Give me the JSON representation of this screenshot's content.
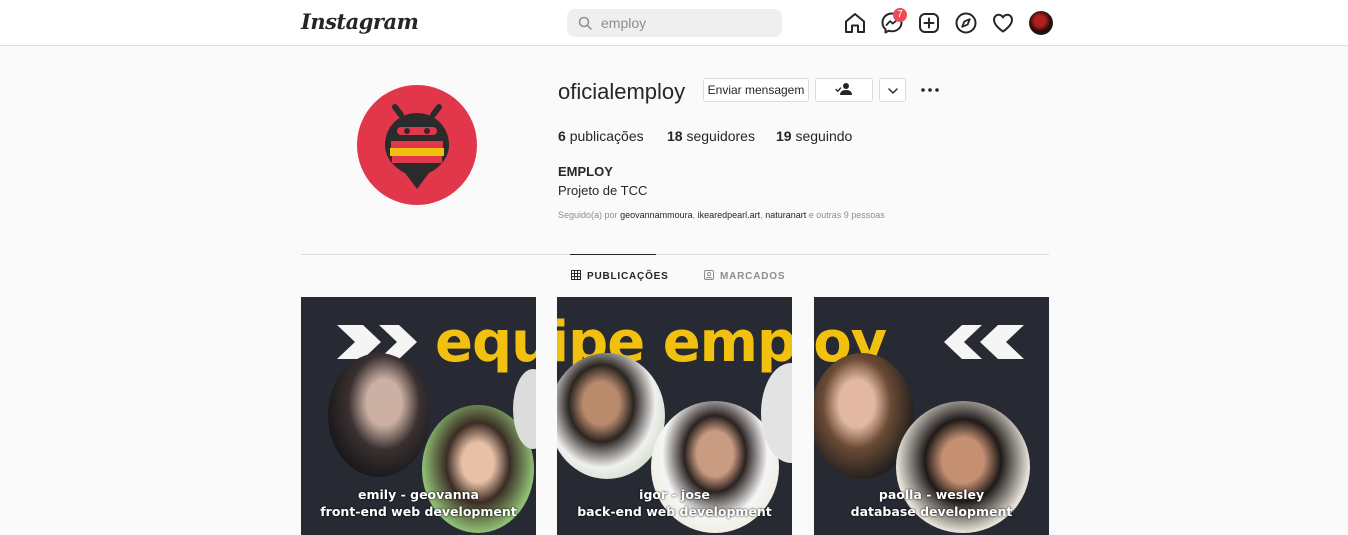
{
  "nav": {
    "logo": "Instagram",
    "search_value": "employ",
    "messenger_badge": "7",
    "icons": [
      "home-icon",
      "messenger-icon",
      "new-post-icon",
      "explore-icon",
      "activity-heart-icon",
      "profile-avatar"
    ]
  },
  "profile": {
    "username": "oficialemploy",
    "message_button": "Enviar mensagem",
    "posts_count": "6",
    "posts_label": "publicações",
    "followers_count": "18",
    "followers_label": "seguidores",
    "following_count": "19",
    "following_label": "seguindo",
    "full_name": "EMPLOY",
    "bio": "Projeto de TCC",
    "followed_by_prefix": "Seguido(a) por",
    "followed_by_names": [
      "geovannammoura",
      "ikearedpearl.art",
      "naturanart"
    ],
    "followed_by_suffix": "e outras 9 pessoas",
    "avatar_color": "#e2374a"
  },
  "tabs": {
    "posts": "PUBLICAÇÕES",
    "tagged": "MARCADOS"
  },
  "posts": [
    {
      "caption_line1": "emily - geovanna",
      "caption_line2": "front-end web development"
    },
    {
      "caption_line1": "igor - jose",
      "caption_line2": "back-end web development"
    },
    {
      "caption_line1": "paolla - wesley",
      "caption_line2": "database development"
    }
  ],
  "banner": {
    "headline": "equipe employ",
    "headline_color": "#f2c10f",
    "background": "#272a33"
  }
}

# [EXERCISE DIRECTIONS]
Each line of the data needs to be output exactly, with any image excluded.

# [RESPONSE]
Give me the JSON representation of this screenshot's content.
{
  "nav": {
    "logo": "Instagram",
    "search_value": "employ",
    "messenger_badge": "7",
    "icons": [
      "home-icon",
      "messenger-icon",
      "new-post-icon",
      "explore-icon",
      "activity-heart-icon",
      "profile-avatar"
    ]
  },
  "profile": {
    "username": "oficialemploy",
    "message_button": "Enviar mensagem",
    "posts_count": "6",
    "posts_label": "publicações",
    "followers_count": "18",
    "followers_label": "seguidores",
    "following_count": "19",
    "following_label": "seguindo",
    "full_name": "EMPLOY",
    "bio": "Projeto de TCC",
    "followed_by_prefix": "Seguido(a) por",
    "followed_by_names": [
      "geovannammoura",
      "ikearedpearl.art",
      "naturanart"
    ],
    "followed_by_suffix": "e outras 9 pessoas",
    "avatar_color": "#e2374a"
  },
  "tabs": {
    "posts": "PUBLICAÇÕES",
    "tagged": "MARCADOS"
  },
  "posts": [
    {
      "caption_line1": "emily - geovanna",
      "caption_line2": "front-end web development"
    },
    {
      "caption_line1": "igor - jose",
      "caption_line2": "back-end web development"
    },
    {
      "caption_line1": "paolla - wesley",
      "caption_line2": "database development"
    }
  ],
  "banner": {
    "headline": "equipe employ",
    "headline_color": "#f2c10f",
    "background": "#272a33"
  }
}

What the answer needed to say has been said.